§ What this task involves: Copy each line below exactly and leave the pictures out.
------------------------------
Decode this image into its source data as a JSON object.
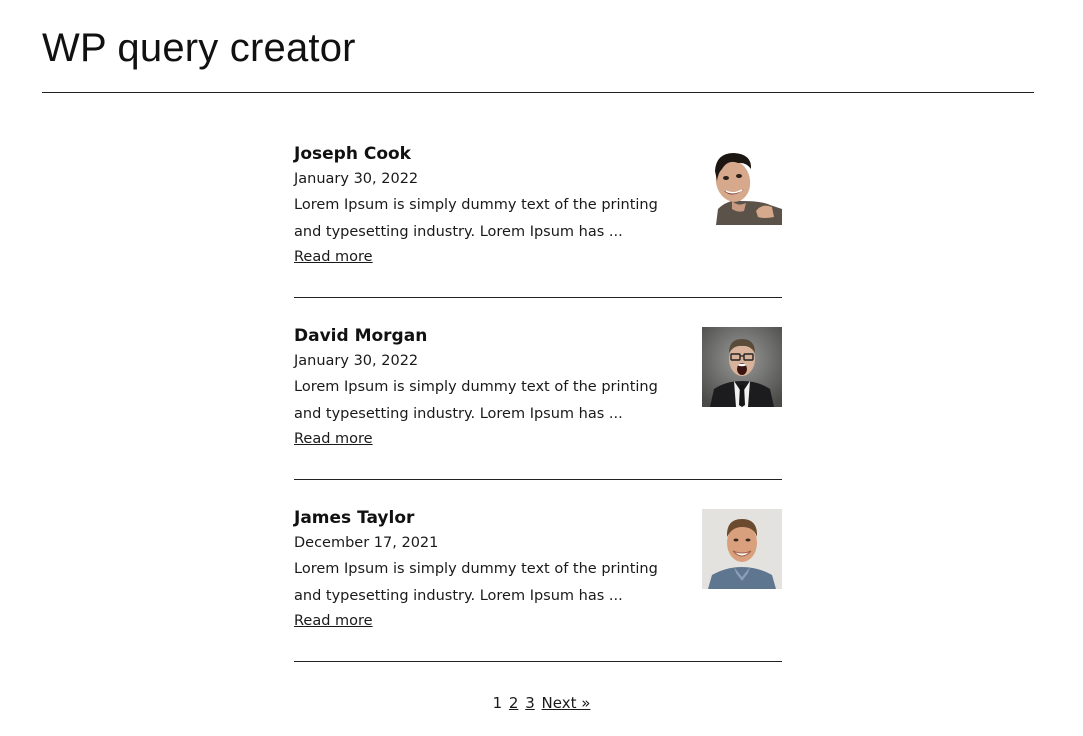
{
  "page": {
    "title": "WP query creator"
  },
  "posts": [
    {
      "title": "Joseph Cook",
      "date": "January 30, 2022",
      "excerpt_line1": "Lorem Ipsum is simply dummy text of the printing",
      "excerpt_line2": "and typesetting industry. Lorem Ipsum has ...",
      "read_more": "Read more",
      "avatar_icon": "man-laughing-photo"
    },
    {
      "title": "David Morgan",
      "date": "January 30, 2022",
      "excerpt_line1": "Lorem Ipsum is simply dummy text of the printing",
      "excerpt_line2": "and typesetting industry. Lorem Ipsum has ...",
      "read_more": "Read more",
      "avatar_icon": "man-in-suit-screaming-photo"
    },
    {
      "title": "James Taylor",
      "date": "December 17, 2021",
      "excerpt_line1": "Lorem Ipsum is simply dummy text of the printing",
      "excerpt_line2": "and typesetting industry. Lorem Ipsum has ...",
      "read_more": "Read more",
      "avatar_icon": "man-smiling-photo"
    }
  ],
  "pagination": {
    "current": "1",
    "pages": [
      "2",
      "3"
    ],
    "next_label": "Next »"
  }
}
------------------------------
§ Answer:
Decode this image into its source data as a JSON object.
{
  "page": {
    "title": "WP query creator"
  },
  "posts": [
    {
      "title": "Joseph Cook",
      "date": "January 30, 2022",
      "excerpt_line1": "Lorem Ipsum is simply dummy text of the printing",
      "excerpt_line2": "and typesetting industry. Lorem Ipsum has ...",
      "read_more": "Read more",
      "avatar_icon": "man-laughing-photo"
    },
    {
      "title": "David Morgan",
      "date": "January 30, 2022",
      "excerpt_line1": "Lorem Ipsum is simply dummy text of the printing",
      "excerpt_line2": "and typesetting industry. Lorem Ipsum has ...",
      "read_more": "Read more",
      "avatar_icon": "man-in-suit-screaming-photo"
    },
    {
      "title": "James Taylor",
      "date": "December 17, 2021",
      "excerpt_line1": "Lorem Ipsum is simply dummy text of the printing",
      "excerpt_line2": "and typesetting industry. Lorem Ipsum has ...",
      "read_more": "Read more",
      "avatar_icon": "man-smiling-photo"
    }
  ],
  "pagination": {
    "current": "1",
    "pages": [
      "2",
      "3"
    ],
    "next_label": "Next »"
  }
}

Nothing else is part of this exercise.